### Work item
Every line of the material that holds "chevron" should be counted; give the number and nothing more.

### Data for review
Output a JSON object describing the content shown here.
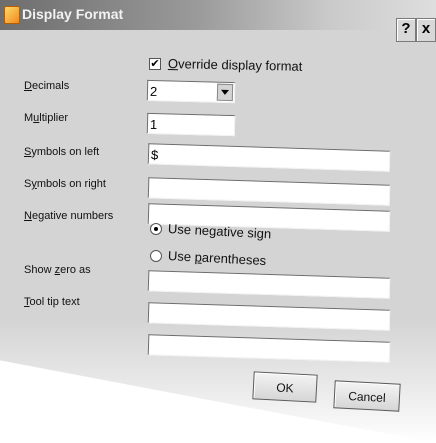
{
  "window": {
    "title": "Display Format",
    "help_label": "?",
    "close_label": "x"
  },
  "form": {
    "override": {
      "checked": true,
      "mark": "✔",
      "prefix": "",
      "accel": "O",
      "suffix": "verride display format"
    },
    "decimals": {
      "accel": "D",
      "rest": "ecimals",
      "value": "2"
    },
    "multiplier": {
      "prefix": "M",
      "accel": "u",
      "rest": "ltiplier",
      "value": "1"
    },
    "symbols_left": {
      "accel": "S",
      "rest": "ymbols on left",
      "value": "$"
    },
    "symbols_right": {
      "prefix": "S",
      "accel": "y",
      "rest": "mbols on right",
      "value": ""
    },
    "negative": {
      "accel": "N",
      "rest": "egative numbers",
      "option_sign": {
        "prefix": "Use ne",
        "accel": "g",
        "suffix": "ative sign",
        "selected": true
      },
      "option_paren": {
        "prefix": "Use ",
        "accel": "p",
        "suffix": "arentheses",
        "selected": false
      },
      "field_value": ""
    },
    "show_zero": {
      "prefix": "Show ",
      "accel": "z",
      "rest": "ero as",
      "value": ""
    },
    "tooltip": {
      "accel": "T",
      "rest": "ool tip text",
      "value": "",
      "value2": ""
    }
  },
  "buttons": {
    "ok": "OK",
    "cancel": "Cancel"
  }
}
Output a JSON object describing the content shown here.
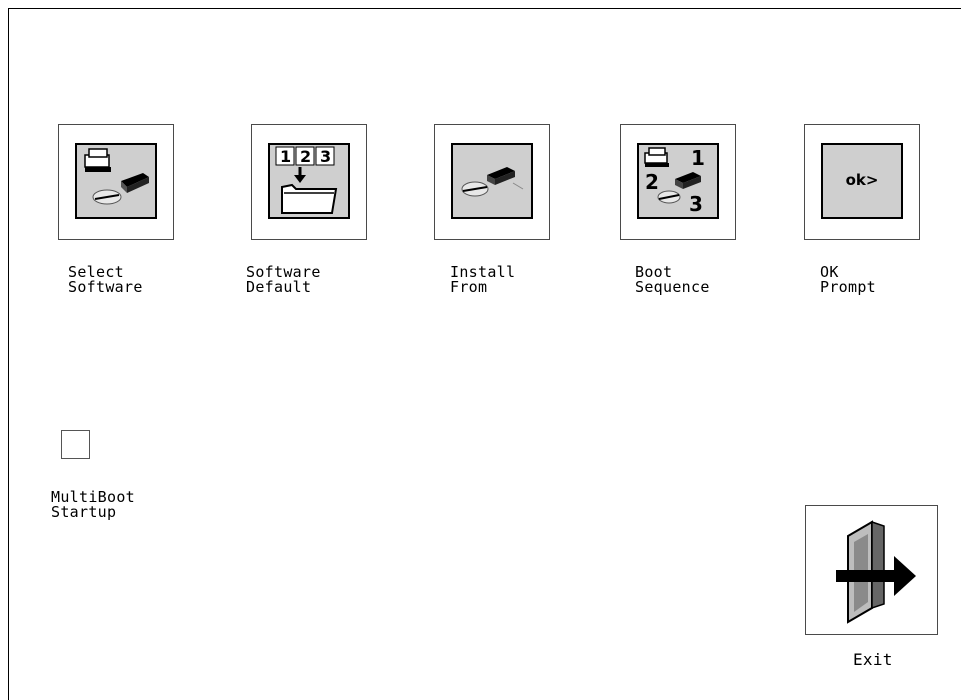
{
  "menu": {
    "items": [
      {
        "line1": "Select",
        "line2": "Software",
        "icon": "select-software-icon"
      },
      {
        "line1": "Software",
        "line2": "Default",
        "icon": "software-default-icon"
      },
      {
        "line1": "Install",
        "line2": "From",
        "icon": "install-from-icon"
      },
      {
        "line1": "Boot",
        "line2": "Sequence",
        "icon": "boot-sequence-icon"
      },
      {
        "line1": "OK",
        "line2": "Prompt",
        "icon": "ok-prompt-icon",
        "icon_text": "ok>"
      }
    ],
    "multiboot": {
      "line1": "MultiBoot",
      "line2": "Startup"
    },
    "exit": {
      "label": "Exit",
      "icon": "exit-door-icon"
    }
  },
  "colors": {
    "icon_fill": "#cfcfcf",
    "border": "#000000"
  }
}
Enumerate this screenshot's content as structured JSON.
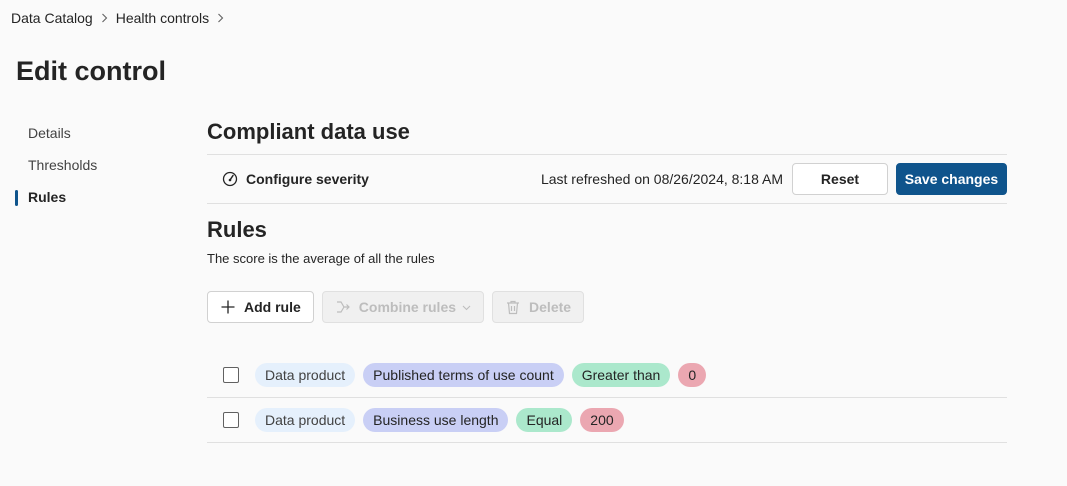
{
  "breadcrumb": {
    "items": [
      "Data Catalog",
      "Health controls"
    ]
  },
  "page": {
    "title": "Edit control"
  },
  "side_nav": {
    "items": [
      {
        "label": "Details",
        "active": false
      },
      {
        "label": "Thresholds",
        "active": false
      },
      {
        "label": "Rules",
        "active": true
      }
    ]
  },
  "section": {
    "title": "Compliant data use"
  },
  "toolbar": {
    "configure_label": "Configure severity",
    "refreshed_text": "Last refreshed on 08/26/2024, 8:18 AM",
    "reset_label": "Reset",
    "save_label": "Save changes"
  },
  "rules": {
    "title": "Rules",
    "subtitle": "The score is the average of all the rules",
    "actions": {
      "add_label": "Add rule",
      "combine_label": "Combine rules",
      "delete_label": "Delete"
    },
    "rows": [
      {
        "object": "Data product",
        "field": "Published terms of use count",
        "operator": "Greater than",
        "value": "0"
      },
      {
        "object": "Data product",
        "field": "Business use length",
        "operator": "Equal",
        "value": "200"
      }
    ]
  },
  "colors": {
    "accent": "#0f548c",
    "pill_object": "#e5f0fc",
    "pill_field": "#c9cff5",
    "pill_operator": "#abe8cc",
    "pill_value": "#eba7b1"
  },
  "icons": {
    "breadcrumb_separator": "chevron-right-icon",
    "configure": "gauge-icon",
    "add": "plus-icon",
    "combine": "merge-icon",
    "delete": "trash-icon"
  }
}
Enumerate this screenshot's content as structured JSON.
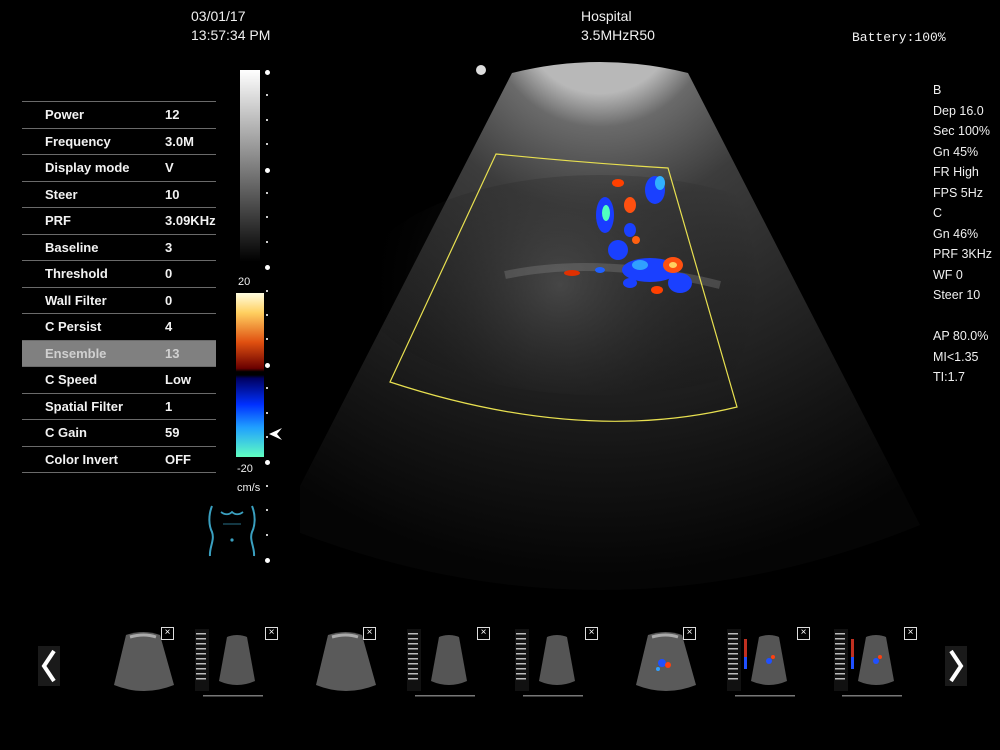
{
  "header": {
    "date": "03/01/17",
    "time": "13:57:34 PM",
    "hospital": "Hospital",
    "probe": "3.5MHzR50",
    "battery": "Battery:100%"
  },
  "menu": [
    {
      "label": "Power",
      "value": "12"
    },
    {
      "label": "Frequency",
      "value": "3.0M"
    },
    {
      "label": "Display mode",
      "value": "V"
    },
    {
      "label": "Steer",
      "value": "10"
    },
    {
      "label": "PRF",
      "value": "3.09KHz"
    },
    {
      "label": "Baseline",
      "value": "3"
    },
    {
      "label": "Threshold",
      "value": "0"
    },
    {
      "label": "Wall Filter",
      "value": "0"
    },
    {
      "label": "C Persist",
      "value": "4"
    },
    {
      "label": "Ensemble",
      "value": "13",
      "selected": true
    },
    {
      "label": "C Speed",
      "value": "Low"
    },
    {
      "label": "Spatial Filter",
      "value": "1"
    },
    {
      "label": "C Gain",
      "value": "59"
    },
    {
      "label": "Color Invert",
      "value": "OFF"
    }
  ],
  "scale": {
    "top": "20",
    "bottom": "-20",
    "unit": "cm/s"
  },
  "info": {
    "b_lines": [
      "B",
      "Dep 16.0",
      "Sec 100%",
      "Gn 45%",
      "FR High",
      "FPS 5Hz"
    ],
    "c_lines": [
      "C",
      "Gn  46%",
      "PRF 3KHz",
      "WF 0",
      "Steer 10"
    ],
    "safety_lines": [
      "AP 80.0%",
      "MI<1.35",
      "TI:1.7"
    ]
  },
  "thumbnails": [
    {
      "kind": "b-mode"
    },
    {
      "kind": "split"
    },
    {
      "kind": "b-mode"
    },
    {
      "kind": "split"
    },
    {
      "kind": "split"
    },
    {
      "kind": "color"
    },
    {
      "kind": "split-color"
    },
    {
      "kind": "split-color"
    }
  ],
  "colors": {
    "roi": "#e8e050",
    "body_marker": "#3aa0c0",
    "selected_row": "#808080"
  },
  "icons": {
    "prev": "chevron-left-icon",
    "next": "chevron-right-icon",
    "close": "close-icon",
    "probe_marker": "probe-orientation-icon",
    "pointer": "baseline-pointer-icon"
  }
}
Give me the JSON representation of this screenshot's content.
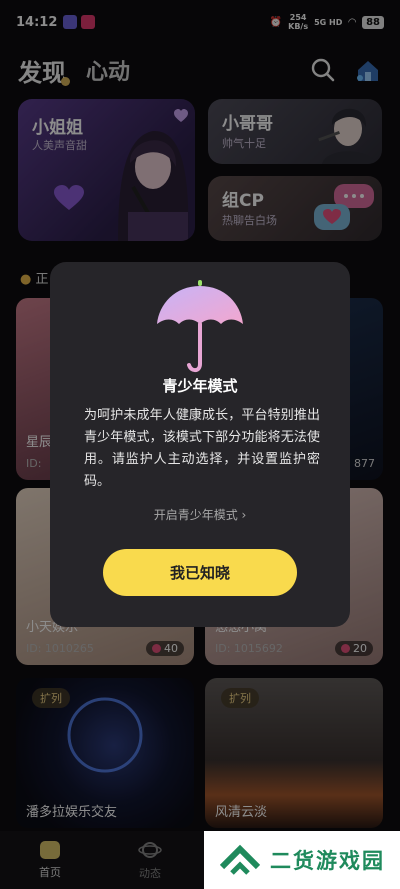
{
  "status_bar": {
    "time": "14:12",
    "net_speed_top": "254",
    "net_speed_bottom": "KB/s",
    "signal": "5G HD",
    "battery": "88"
  },
  "header": {
    "tab_discover": "发现",
    "tab_heartbeat": "心动",
    "icons": [
      "search-icon",
      "house-icon"
    ]
  },
  "cards": {
    "girl": {
      "title": "小姐姐",
      "subtitle": "人美声音甜"
    },
    "guy": {
      "title": "小哥哥",
      "subtitle": "帅气十足"
    },
    "cp": {
      "title": "组CP",
      "subtitle": "热聊告白场"
    }
  },
  "section": {
    "label": "正"
  },
  "rooms": [
    {
      "name": "星辰",
      "id": "ID:",
      "count": ""
    },
    {
      "name": "",
      "id": "",
      "count": "877"
    },
    {
      "badge": "",
      "name": "小天娱乐",
      "id": "ID: 1010265",
      "count": "40"
    },
    {
      "badge": "",
      "name": "悠悠小窝",
      "id": "ID: 1015692",
      "count": "20"
    },
    {
      "badge": "扩列",
      "name": "潘多拉娱乐交友",
      "id": "",
      "count": ""
    },
    {
      "badge": "扩列",
      "name": "风清云淡",
      "id": "",
      "count": ""
    }
  ],
  "modal": {
    "title": "青少年模式",
    "body": "为呵护未成年人健康成长，平台特别推出青少年模式，该模式下部分功能将无法使用。请监护人主动选择，并设置监护密码。",
    "link": "开启青少年模式 ›",
    "button": "我已知晓"
  },
  "bottom_nav": [
    {
      "label": "首页",
      "icon": "home-icon"
    },
    {
      "label": "动态",
      "icon": "planet-icon"
    }
  ],
  "watermark": {
    "text": "二货游戏园"
  },
  "colors": {
    "accent_yellow": "#f9da4d",
    "modal_bg": "#262529",
    "watermark_green": "#1f8a5c"
  }
}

### Solution for this task
3